There are now well over 100 LICs on the ASX. I must have looked reasonably closely at the fee structures of more than half of the current crop and have noticed a couple with unusual structures. I would be interested in the view from others about these features, and also if other LICs follow a similar arrangement? Continue reading “Unusual Fees in LICs?”
The positives of the older, low fee LICs I feel are very well known and covered. I personally think they have been excellent investment products for so many for such a long time. I particularly like the positive influence they have had on investors helping them with the behavioural aspects. i.e. sticking the course and seeing the benefits of compounding, highlighting dividend returns and benefits from not overtrading, including taxation benefits.
Now for the section where I might receive some negative feedback!
This blog post topic came to mind after I read a post from another blogger. The post I refer to discusses whether fund managers are doing a good job communicating their ideas to attract retail investor demand. Continue reading “What do retail investors want to hear from their fund manager?”
In a bull market like we have seen this year, it is easy for most investors to think they are quite talented. There haven’t been too many weak areas in the markets. Chances are, whatever your method is it is probably at least delivering very solid absolute returns. I must go back about two years to find a period that provided a slight test of investor’s nerves. It has led me to think of a couple of well known sayings in the market. Continue reading “We are all gurus in a bull market, Obscure exchange listings, The other Future Generation Fund & Simpler times.”
Most investors probably have an inkling that active fund managers are not doing a stellar job when it comes to outperforming the S&P 500 of late. Sometimes a chart is worth a thousand words, and the above one ought to grab the attention of those with a penchant towards a mean reversion, contrarian and cyclical approach to their investing.
This post will predominately be for those that subscribe to the theory that active managers may be in store for some sort of return to favor over the next few years, and potential implications of this for some LICs.
Previously I couldn’t see much difference between CYA and WAM (apart from WAM costing 30% more!) although today’s announcement has clarified things to some extent.
The CYA transaction got me thinking to the extent similar deals have occurred in the past. There are a few fund managers who will examine investing in LICs, yet the vast majority don’t. I’d like to better understand why many avoided LICs in 2009-2012. Continue reading “MERGERS, ACQUISITIONS AND WIND-UPS IN THE LIC SECTOR”
We now know that WAM has come back to take control of CYA, after withdrawing their plans early in the year. Continue reading “CYA, KAR, NGE, and the AUD.”

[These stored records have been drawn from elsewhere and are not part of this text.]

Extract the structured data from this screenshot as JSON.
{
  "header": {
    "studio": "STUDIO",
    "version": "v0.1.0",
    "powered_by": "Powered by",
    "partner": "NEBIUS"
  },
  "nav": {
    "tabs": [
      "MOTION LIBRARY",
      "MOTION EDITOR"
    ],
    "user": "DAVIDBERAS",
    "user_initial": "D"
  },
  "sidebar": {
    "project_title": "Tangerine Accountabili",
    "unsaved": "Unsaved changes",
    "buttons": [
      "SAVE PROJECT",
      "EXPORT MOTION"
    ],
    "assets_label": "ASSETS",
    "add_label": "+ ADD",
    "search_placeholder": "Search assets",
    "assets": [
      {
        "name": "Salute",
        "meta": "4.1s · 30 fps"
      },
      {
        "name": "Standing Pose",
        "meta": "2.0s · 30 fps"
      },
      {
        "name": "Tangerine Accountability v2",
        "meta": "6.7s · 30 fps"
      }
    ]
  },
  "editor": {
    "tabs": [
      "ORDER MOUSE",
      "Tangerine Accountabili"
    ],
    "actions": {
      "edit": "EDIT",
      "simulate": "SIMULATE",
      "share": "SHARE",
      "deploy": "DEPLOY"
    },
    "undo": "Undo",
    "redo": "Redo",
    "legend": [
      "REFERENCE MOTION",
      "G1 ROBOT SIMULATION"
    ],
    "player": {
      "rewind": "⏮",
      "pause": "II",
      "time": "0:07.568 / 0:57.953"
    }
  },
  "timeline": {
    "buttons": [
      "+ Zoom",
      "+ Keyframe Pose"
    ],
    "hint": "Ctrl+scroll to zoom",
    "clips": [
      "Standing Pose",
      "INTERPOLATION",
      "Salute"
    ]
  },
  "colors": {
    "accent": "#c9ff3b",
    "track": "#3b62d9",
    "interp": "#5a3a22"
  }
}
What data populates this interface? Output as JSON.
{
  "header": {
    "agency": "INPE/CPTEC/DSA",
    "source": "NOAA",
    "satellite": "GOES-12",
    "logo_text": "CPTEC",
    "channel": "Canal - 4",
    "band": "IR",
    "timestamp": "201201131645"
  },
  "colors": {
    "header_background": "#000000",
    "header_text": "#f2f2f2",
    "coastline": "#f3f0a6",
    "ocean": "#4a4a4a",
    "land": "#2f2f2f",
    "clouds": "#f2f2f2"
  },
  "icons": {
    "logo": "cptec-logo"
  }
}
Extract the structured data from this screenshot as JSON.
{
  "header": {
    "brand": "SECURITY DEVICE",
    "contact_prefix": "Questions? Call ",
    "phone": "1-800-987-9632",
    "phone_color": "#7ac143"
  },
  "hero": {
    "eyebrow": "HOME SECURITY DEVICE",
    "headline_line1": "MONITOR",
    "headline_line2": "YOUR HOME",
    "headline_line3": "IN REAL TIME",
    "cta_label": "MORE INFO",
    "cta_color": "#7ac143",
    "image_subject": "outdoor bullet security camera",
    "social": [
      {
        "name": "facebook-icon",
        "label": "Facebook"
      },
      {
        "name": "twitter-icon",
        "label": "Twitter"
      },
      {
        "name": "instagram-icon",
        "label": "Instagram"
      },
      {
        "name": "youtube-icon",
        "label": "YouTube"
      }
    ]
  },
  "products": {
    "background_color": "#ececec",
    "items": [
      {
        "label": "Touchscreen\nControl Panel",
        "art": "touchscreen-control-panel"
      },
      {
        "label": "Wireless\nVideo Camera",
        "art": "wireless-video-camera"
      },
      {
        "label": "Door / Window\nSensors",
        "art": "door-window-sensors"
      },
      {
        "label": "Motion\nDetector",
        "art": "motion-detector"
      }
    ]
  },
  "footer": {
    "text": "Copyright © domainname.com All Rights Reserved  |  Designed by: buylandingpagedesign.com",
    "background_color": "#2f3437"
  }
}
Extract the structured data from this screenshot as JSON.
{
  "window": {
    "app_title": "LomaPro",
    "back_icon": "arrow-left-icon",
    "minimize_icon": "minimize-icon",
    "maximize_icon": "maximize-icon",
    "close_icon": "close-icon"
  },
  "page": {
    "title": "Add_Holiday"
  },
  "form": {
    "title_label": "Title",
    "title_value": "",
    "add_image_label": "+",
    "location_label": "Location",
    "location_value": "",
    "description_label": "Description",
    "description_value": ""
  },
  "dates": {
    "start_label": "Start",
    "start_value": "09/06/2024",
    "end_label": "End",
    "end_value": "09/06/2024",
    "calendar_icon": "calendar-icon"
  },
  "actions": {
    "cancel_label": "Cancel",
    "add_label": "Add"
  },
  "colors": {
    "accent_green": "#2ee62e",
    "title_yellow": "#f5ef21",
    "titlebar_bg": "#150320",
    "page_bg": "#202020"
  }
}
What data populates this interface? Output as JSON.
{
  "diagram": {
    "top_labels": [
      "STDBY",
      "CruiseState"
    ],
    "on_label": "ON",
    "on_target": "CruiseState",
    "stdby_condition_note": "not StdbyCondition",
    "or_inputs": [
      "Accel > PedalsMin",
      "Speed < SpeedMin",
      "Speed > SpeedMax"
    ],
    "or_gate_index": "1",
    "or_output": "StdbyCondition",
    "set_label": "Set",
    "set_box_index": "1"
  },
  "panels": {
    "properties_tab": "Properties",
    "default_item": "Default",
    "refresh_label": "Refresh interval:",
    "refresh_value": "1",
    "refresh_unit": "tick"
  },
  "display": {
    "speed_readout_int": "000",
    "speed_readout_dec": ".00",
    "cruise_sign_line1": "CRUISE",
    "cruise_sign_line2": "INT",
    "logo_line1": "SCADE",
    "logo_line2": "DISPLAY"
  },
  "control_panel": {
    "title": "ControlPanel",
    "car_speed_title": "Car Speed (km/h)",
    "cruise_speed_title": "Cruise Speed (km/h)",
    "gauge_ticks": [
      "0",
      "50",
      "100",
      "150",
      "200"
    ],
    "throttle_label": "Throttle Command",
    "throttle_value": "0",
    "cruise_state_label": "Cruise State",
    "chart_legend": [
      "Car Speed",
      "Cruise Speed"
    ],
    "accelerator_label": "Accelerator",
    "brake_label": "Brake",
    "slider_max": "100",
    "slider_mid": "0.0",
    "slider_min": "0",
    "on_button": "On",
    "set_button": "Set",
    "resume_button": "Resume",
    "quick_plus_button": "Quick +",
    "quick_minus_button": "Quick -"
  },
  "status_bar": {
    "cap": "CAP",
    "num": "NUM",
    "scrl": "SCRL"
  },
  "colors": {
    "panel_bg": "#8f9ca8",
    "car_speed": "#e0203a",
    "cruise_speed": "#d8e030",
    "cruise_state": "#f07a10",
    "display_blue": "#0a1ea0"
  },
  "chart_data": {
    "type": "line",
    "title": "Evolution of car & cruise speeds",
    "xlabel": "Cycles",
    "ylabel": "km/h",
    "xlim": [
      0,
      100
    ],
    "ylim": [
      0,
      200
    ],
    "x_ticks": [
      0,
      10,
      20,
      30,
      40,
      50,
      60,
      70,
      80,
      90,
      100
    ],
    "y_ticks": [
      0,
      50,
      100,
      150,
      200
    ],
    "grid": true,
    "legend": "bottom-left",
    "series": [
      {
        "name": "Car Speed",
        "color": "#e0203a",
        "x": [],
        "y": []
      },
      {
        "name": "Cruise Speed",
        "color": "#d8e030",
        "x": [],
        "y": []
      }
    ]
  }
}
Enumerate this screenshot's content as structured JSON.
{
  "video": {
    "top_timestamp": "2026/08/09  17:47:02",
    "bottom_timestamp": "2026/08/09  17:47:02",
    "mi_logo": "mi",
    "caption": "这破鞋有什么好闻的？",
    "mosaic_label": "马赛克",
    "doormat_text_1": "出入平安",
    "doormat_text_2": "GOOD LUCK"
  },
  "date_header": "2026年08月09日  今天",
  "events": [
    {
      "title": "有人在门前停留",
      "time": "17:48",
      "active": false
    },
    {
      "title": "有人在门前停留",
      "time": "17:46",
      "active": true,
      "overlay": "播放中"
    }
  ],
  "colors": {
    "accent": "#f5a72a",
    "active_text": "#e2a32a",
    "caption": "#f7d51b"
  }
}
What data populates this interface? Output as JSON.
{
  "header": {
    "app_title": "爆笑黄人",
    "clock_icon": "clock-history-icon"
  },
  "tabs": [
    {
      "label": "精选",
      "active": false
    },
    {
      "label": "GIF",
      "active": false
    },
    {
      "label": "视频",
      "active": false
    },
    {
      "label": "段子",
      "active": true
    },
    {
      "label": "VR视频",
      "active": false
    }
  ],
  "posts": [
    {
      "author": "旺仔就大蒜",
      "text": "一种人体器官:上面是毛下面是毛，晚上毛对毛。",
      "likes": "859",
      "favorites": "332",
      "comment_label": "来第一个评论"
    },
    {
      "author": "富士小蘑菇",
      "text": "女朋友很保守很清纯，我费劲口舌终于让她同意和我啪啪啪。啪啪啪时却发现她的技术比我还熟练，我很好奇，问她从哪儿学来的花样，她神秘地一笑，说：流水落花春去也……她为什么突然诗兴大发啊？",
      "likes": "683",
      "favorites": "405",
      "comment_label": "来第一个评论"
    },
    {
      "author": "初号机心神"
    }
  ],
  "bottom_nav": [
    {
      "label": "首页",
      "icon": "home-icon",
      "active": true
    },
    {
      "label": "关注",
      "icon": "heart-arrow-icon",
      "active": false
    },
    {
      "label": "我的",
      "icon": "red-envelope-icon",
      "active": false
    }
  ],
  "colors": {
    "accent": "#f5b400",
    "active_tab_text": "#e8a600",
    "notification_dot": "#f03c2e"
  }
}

Growth is in inverted commas because the fund very strongly favours the value investing style over that of growth. Also the fund has disappointed investors in regards to the level of growth achieved in recent years!
I bought some shares at $1.17 today so hopefully that is about to change.
I have made a guest post on a website I only recently came across, but now see it as being a useful tool for many investors. My article here touches on points I probably have already made on the blog but thought I shall share the link here anyway.
I meant to write this post when beginning the blog to assist in describing my investment style but it slipped my mind. It resurfaced in my thinking when I recently read a book Margin of Safety, by Seth Klarman. Some areas he cites in the book that are useful to look for opportunities are very similar to what I look for. It would also be great if readers can comment on any current “special situations” they see out there in the markets. Continue reading “WHERE INSTITUTIONS AVOID AND RETAIL INVESTORS FIND BORING (special situation investing discussion thread?)”
If I had to bet on a couple of corporate re structures to occur in the next year or two, they would be for WAA to merge or takeover another investment company to gain size, and CYA to be rolled into a re-branded entity to assist in the market fully valuing assets on hand and the tax losses on the balance sheet. Continue reading “Time for Wilson & Century Australia to get together?”